Instructions for the task ▸ Each line of the listing that includes "icon" should be reported.

── Records to use ──

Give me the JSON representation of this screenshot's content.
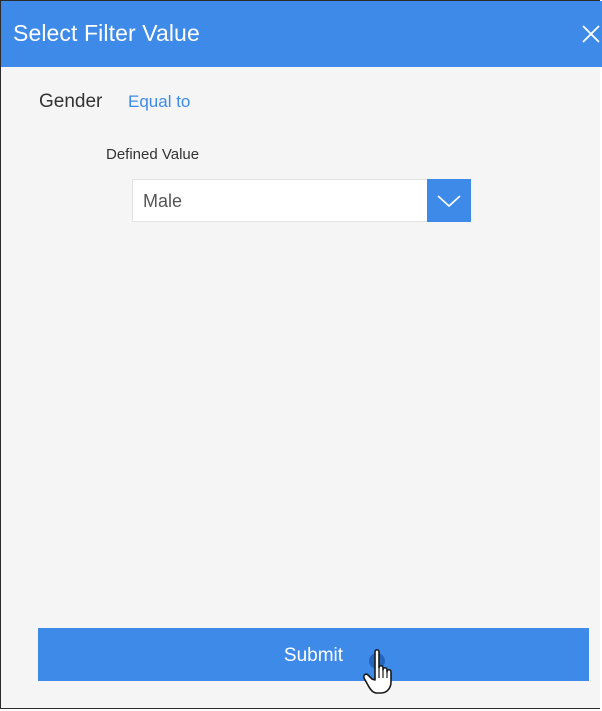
{
  "dialog": {
    "title": "Select Filter Value",
    "close_icon": "close-icon"
  },
  "filter": {
    "field": "Gender",
    "operator": "Equal to",
    "value_label": "Defined Value",
    "value": "Male",
    "dropdown_icon": "chevron-down-icon"
  },
  "actions": {
    "submit_label": "Submit"
  },
  "colors": {
    "accent": "#3e8ae8",
    "background": "#f5f5f5",
    "text": "#333333"
  },
  "cursor": {
    "type": "hand-pointer-icon"
  }
}
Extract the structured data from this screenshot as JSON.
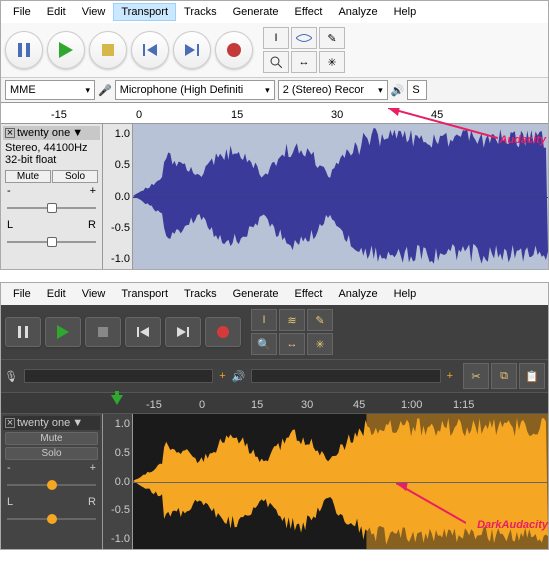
{
  "audacity": {
    "menu": [
      "File",
      "Edit",
      "View",
      "Transport",
      "Tracks",
      "Generate",
      "Effect",
      "Analyze",
      "Help"
    ],
    "selectedMenu": "Transport",
    "host": "MME",
    "device": "Microphone (High Definiti",
    "channels": "2 (Stereo) Recor",
    "ruler": [
      "-15",
      "0",
      "15",
      "30",
      "45"
    ],
    "track": {
      "name": "twenty one",
      "rate": "Stereo, 44100Hz",
      "fmt": "32-bit float",
      "mute": "Mute",
      "solo": "Solo",
      "gainL": "-",
      "gainR": "+",
      "panL": "L",
      "panR": "R",
      "scale": [
        "1.0",
        "0.5",
        "0.0",
        "-0.5",
        "-1.0"
      ]
    },
    "label": "Audacity"
  },
  "dark": {
    "menu": [
      "File",
      "Edit",
      "View",
      "Transport",
      "Tracks",
      "Generate",
      "Effect",
      "Analyze",
      "Help"
    ],
    "ruler": [
      "-15",
      "0",
      "15",
      "30",
      "45",
      "1:00",
      "1:15"
    ],
    "track": {
      "name": "twenty one",
      "mute": "Mute",
      "solo": "Solo",
      "gainL": "-",
      "gainR": "+",
      "panL": "L",
      "panR": "R",
      "scale": [
        "1.0",
        "0.5",
        "0.0",
        "-0.5",
        "-1.0"
      ]
    },
    "label": "DarkAudacity"
  }
}
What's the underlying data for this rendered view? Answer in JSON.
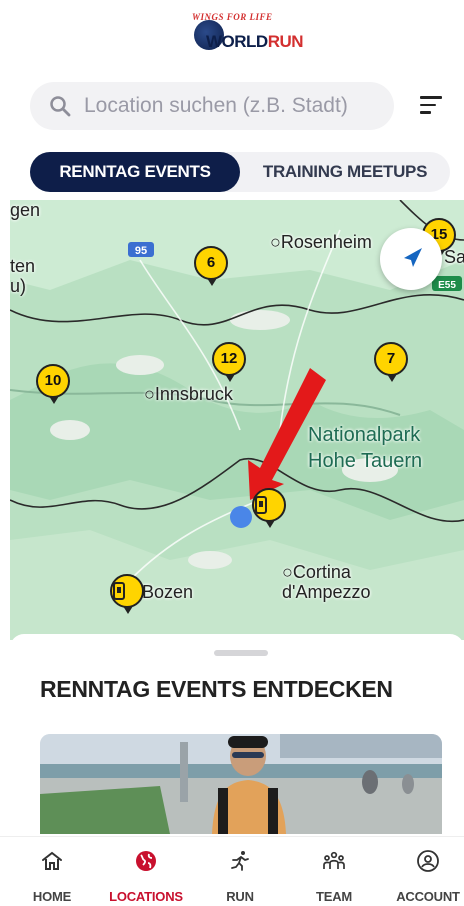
{
  "logo": {
    "top_text": "WINGS FOR LIFE",
    "main": "WORLD",
    "main_accent": "RUN"
  },
  "search": {
    "placeholder": "Location suchen (z.B. Stadt)"
  },
  "tabs": [
    {
      "label": "RENNTAG EVENTS",
      "active": true
    },
    {
      "label": "TRAINING MEETUPS",
      "active": false
    }
  ],
  "map": {
    "labels": {
      "gen": "gen",
      "ten": "ten",
      "u": "u)",
      "rosenheim": "Rosenheim",
      "sa": "Sa",
      "innsbruck": "Innsbruck",
      "np1": "Nationalpark",
      "np2": "Hohe Tauern",
      "bozen": "Bozen",
      "cortina1": "Cortina",
      "cortina2": "d'Ampezzo"
    },
    "road_signs": {
      "r95": "95",
      "e55": "E55"
    },
    "clusters": {
      "c6": "6",
      "c15": "15",
      "c12": "12",
      "c7": "7",
      "c10": "10"
    }
  },
  "sheet": {
    "title": "RENNTAG EVENTS ENTDECKEN"
  },
  "nav": [
    {
      "label": "HOME",
      "icon": "home-icon",
      "active": false
    },
    {
      "label": "LOCATIONS",
      "icon": "globe-icon",
      "active": true
    },
    {
      "label": "RUN",
      "icon": "runner-icon",
      "active": false
    },
    {
      "label": "TEAM",
      "icon": "team-icon",
      "active": false
    },
    {
      "label": "ACCOUNT",
      "icon": "account-icon",
      "active": false
    }
  ],
  "colors": {
    "navy": "#0e1e49",
    "accent": "#c8102e",
    "pin": "#ffd400",
    "arrow": "#e3191a"
  }
}
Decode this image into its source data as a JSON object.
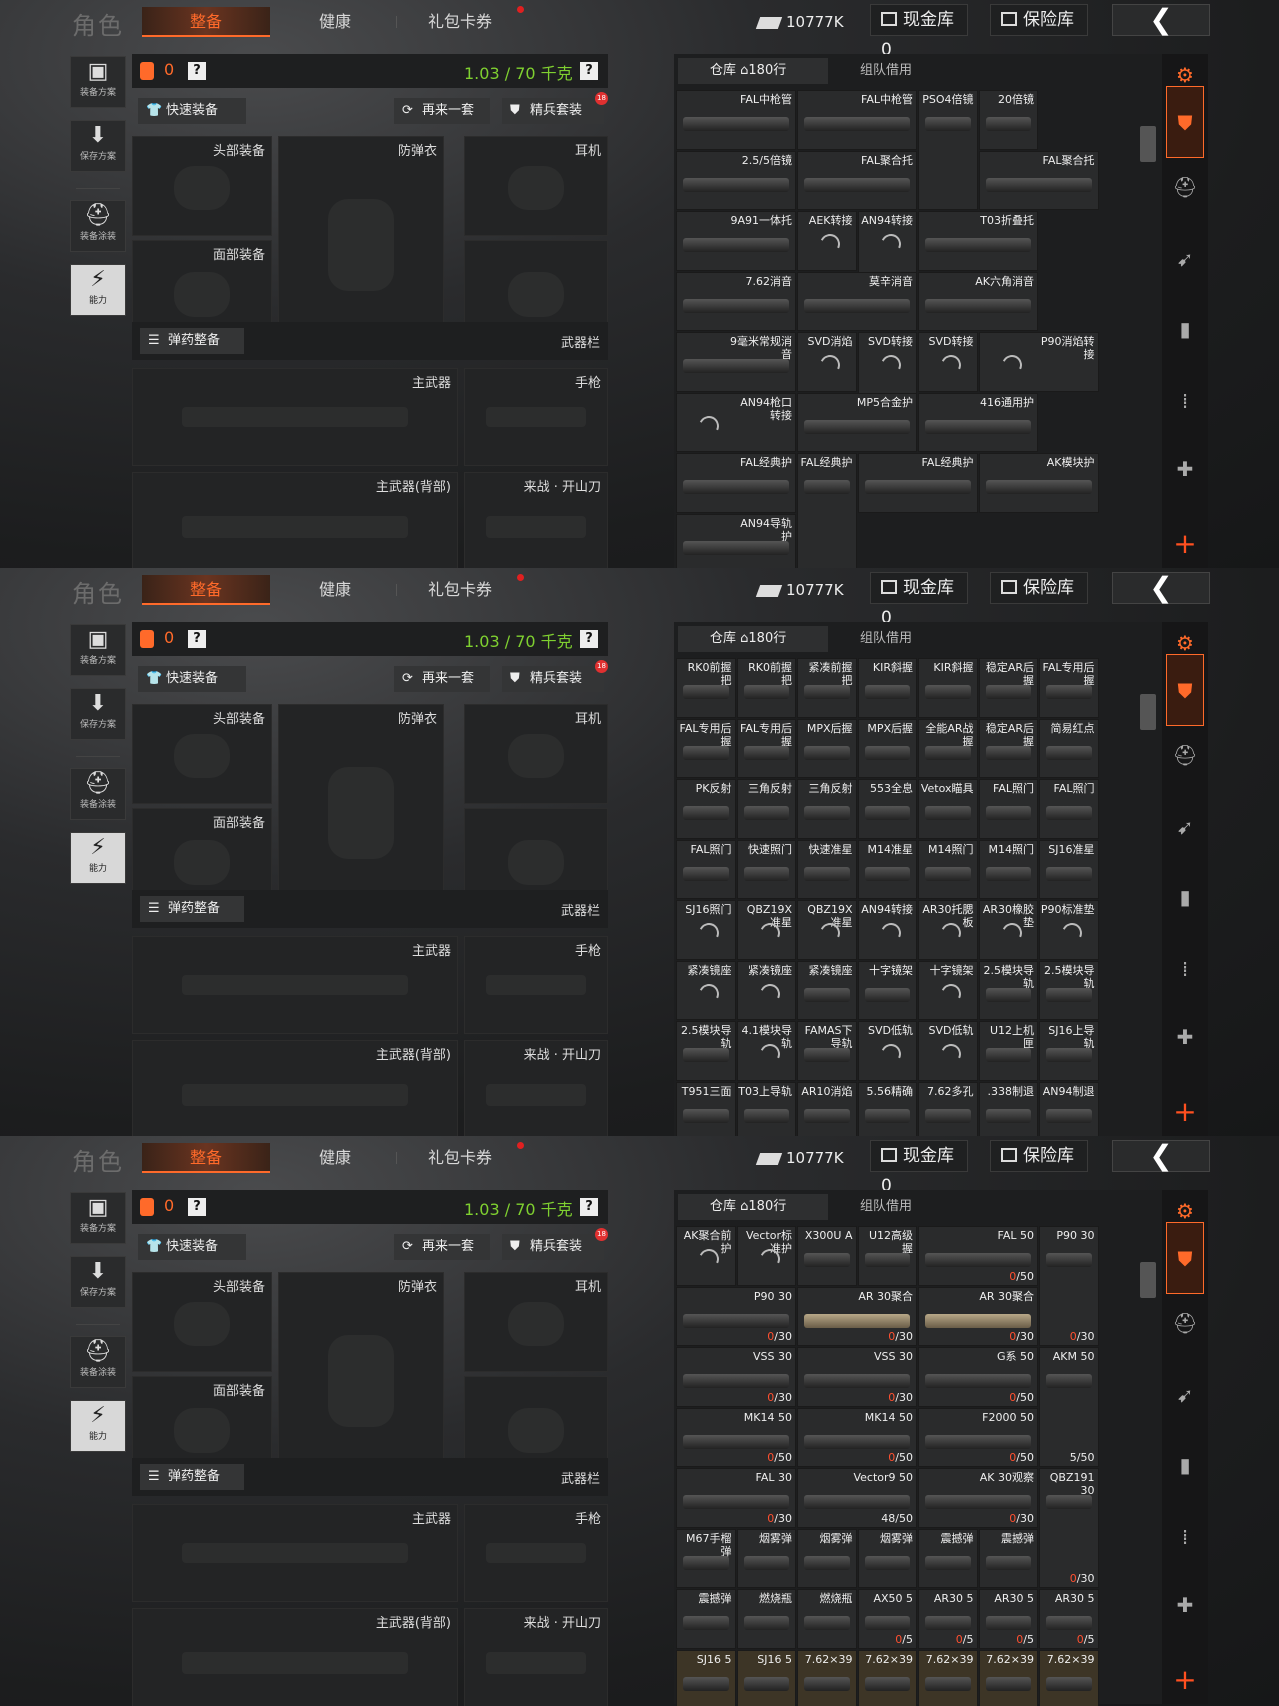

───

Task answer ▸
    "close_icon": "close-icon"
    "dropdown_icon": "chevron-down-icon"
    "type": "hand-pointer-icon"
      "icon": "home-icon",
      "icon": "globe-icon",
      "icon": "runner-icon",
      "icon": "team-icon",
      "icon": "account-icon",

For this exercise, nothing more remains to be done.